*Task directions*: Output the full listing that appears below, exactly as it is presented.

··········

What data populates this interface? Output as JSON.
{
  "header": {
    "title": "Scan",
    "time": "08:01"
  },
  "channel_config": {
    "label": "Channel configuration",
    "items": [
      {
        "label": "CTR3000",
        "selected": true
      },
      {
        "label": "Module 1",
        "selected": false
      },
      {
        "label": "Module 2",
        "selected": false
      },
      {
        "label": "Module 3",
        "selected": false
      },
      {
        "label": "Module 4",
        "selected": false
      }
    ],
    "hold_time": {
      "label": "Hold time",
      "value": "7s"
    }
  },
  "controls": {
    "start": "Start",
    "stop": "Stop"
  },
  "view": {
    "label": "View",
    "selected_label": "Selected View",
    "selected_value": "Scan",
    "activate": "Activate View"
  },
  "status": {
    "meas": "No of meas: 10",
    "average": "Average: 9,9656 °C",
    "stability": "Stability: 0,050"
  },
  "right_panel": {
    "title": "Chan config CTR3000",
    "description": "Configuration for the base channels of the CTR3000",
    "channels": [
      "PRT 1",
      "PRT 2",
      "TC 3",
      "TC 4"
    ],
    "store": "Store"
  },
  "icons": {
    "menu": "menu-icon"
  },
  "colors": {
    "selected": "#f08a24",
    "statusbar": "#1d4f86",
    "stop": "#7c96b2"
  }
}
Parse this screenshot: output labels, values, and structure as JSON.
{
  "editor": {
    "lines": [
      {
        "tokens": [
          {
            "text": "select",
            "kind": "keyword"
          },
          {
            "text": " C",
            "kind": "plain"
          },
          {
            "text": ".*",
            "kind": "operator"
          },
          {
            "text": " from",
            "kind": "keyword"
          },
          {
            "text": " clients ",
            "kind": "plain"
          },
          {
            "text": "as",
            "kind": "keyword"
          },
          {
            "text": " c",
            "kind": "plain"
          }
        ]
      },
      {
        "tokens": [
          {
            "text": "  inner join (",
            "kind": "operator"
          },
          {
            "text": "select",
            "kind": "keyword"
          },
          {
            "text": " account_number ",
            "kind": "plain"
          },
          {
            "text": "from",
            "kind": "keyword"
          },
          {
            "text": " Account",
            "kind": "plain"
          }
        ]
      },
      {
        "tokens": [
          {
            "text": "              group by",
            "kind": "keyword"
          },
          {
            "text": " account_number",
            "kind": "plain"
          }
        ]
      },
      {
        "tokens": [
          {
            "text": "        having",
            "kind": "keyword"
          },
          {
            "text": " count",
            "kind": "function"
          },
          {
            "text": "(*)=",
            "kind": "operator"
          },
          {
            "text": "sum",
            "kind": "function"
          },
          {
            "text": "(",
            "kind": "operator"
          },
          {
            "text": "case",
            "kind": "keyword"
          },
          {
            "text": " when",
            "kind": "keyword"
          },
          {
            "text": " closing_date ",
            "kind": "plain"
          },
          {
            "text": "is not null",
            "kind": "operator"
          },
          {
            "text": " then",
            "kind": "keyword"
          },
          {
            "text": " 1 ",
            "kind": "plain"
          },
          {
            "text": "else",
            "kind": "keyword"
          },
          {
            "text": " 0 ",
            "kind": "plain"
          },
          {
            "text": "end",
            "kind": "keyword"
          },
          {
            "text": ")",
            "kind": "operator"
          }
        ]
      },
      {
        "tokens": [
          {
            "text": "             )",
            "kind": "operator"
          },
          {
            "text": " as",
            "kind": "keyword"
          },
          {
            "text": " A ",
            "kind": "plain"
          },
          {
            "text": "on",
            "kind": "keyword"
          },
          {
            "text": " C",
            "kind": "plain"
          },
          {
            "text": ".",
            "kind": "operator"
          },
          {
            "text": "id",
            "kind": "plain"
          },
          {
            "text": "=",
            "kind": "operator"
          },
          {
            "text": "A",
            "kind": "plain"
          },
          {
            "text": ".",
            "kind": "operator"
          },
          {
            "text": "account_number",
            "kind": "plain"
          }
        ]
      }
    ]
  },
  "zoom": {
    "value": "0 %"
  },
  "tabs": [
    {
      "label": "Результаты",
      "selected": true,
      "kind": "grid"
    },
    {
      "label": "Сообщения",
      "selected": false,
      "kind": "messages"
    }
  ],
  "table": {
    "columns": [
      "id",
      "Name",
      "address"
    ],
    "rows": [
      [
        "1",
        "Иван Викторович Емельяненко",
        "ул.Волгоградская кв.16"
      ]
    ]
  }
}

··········

*Solution to this task*:
What data populates this interface? Output as JSON.
{
  "header": {
    "title": "Scan",
    "time": "08:01"
  },
  "channel_config": {
    "label": "Channel configuration",
    "items": [
      {
        "label": "CTR3000",
        "selected": true
      },
      {
        "label": "Module 1",
        "selected": false
      },
      {
        "label": "Module 2",
        "selected": false
      },
      {
        "label": "Module 3",
        "selected": false
      },
      {
        "label": "Module 4",
        "selected": false
      }
    ],
    "hold_time": {
      "label": "Hold time",
      "value": "7s"
    }
  },
  "controls": {
    "start": "Start",
    "stop": "Stop"
  },
  "view": {
    "label": "View",
    "selected_label": "Selected View",
    "selected_value": "Scan",
    "activate": "Activate View"
  },
  "status": {
    "meas": "No of meas: 10",
    "average": "Average: 9,9656 °C",
    "stability": "Stability: 0,050"
  },
  "right_panel": {
    "title": "Chan config CTR3000",
    "description": "Configuration for the base channels of the CTR3000",
    "channels": [
      "PRT 1",
      "PRT 2",
      "TC 3",
      "TC 4"
    ],
    "store": "Store"
  },
  "icons": {
    "menu": "menu-icon"
  },
  "colors": {
    "selected": "#f08a24",
    "statusbar": "#1d4f86",
    "stop": "#7c96b2"
  }
}
Parse this screenshot: output labels, values, and structure as JSON.
{
  "editor": {
    "lines": [
      {
        "tokens": [
          {
            "text": "select",
            "kind": "keyword"
          },
          {
            "text": " C",
            "kind": "plain"
          },
          {
            "text": ".*",
            "kind": "operator"
          },
          {
            "text": " from",
            "kind": "keyword"
          },
          {
            "text": " clients ",
            "kind": "plain"
          },
          {
            "text": "as",
            "kind": "keyword"
          },
          {
            "text": " c",
            "kind": "plain"
          }
        ]
      },
      {
        "tokens": [
          {
            "text": "  inner join (",
            "kind": "operator"
          },
          {
            "text": "select",
            "kind": "keyword"
          },
          {
            "text": " account_number ",
            "kind": "plain"
          },
          {
            "text": "from",
            "kind": "keyword"
          },
          {
            "text": " Account",
            "kind": "plain"
          }
        ]
      },
      {
        "tokens": [
          {
            "text": "              group by",
            "kind": "keyword"
          },
          {
            "text": " account_number",
            "kind": "plain"
          }
        ]
      },
      {
        "tokens": [
          {
            "text": "        having",
            "kind": "keyword"
          },
          {
            "text": " count",
            "kind": "function"
          },
          {
            "text": "(*)=",
            "kind": "operator"
          },
          {
            "text": "sum",
            "kind": "function"
          },
          {
            "text": "(",
            "kind": "operator"
          },
          {
            "text": "case",
            "kind": "keyword"
          },
          {
            "text": " when",
            "kind": "keyword"
          },
          {
            "text": " closing_date ",
            "kind": "plain"
          },
          {
            "text": "is not null",
            "kind": "operator"
          },
          {
            "text": " then",
            "kind": "keyword"
          },
          {
            "text": " 1 ",
            "kind": "plain"
          },
          {
            "text": "else",
            "kind": "keyword"
          },
          {
            "text": " 0 ",
            "kind": "plain"
          },
          {
            "text": "end",
            "kind": "keyword"
          },
          {
            "text": ")",
            "kind": "operator"
          }
        ]
      },
      {
        "tokens": [
          {
            "text": "             )",
            "kind": "operator"
          },
          {
            "text": " as",
            "kind": "keyword"
          },
          {
            "text": " A ",
            "kind": "plain"
          },
          {
            "text": "on",
            "kind": "keyword"
          },
          {
            "text": " C",
            "kind": "plain"
          },
          {
            "text": ".",
            "kind": "operator"
          },
          {
            "text": "id",
            "kind": "plain"
          },
          {
            "text": "=",
            "kind": "operator"
          },
          {
            "text": "A",
            "kind": "plain"
          },
          {
            "text": ".",
            "kind": "operator"
          },
          {
            "text": "account_number",
            "kind": "plain"
          }
        ]
      }
    ]
  },
  "zoom": {
    "value": "0 %"
  },
  "tabs": [
    {
      "label": "Результаты",
      "selected": true,
      "kind": "grid"
    },
    {
      "label": "Сообщения",
      "selected": false,
      "kind": "messages"
    }
  ],
  "table": {
    "columns": [
      "id",
      "Name",
      "address"
    ],
    "rows": [
      [
        "1",
        "Иван Викторович Емельяненко",
        "ул.Волгоградская кв.16"
      ]
    ]
  }
}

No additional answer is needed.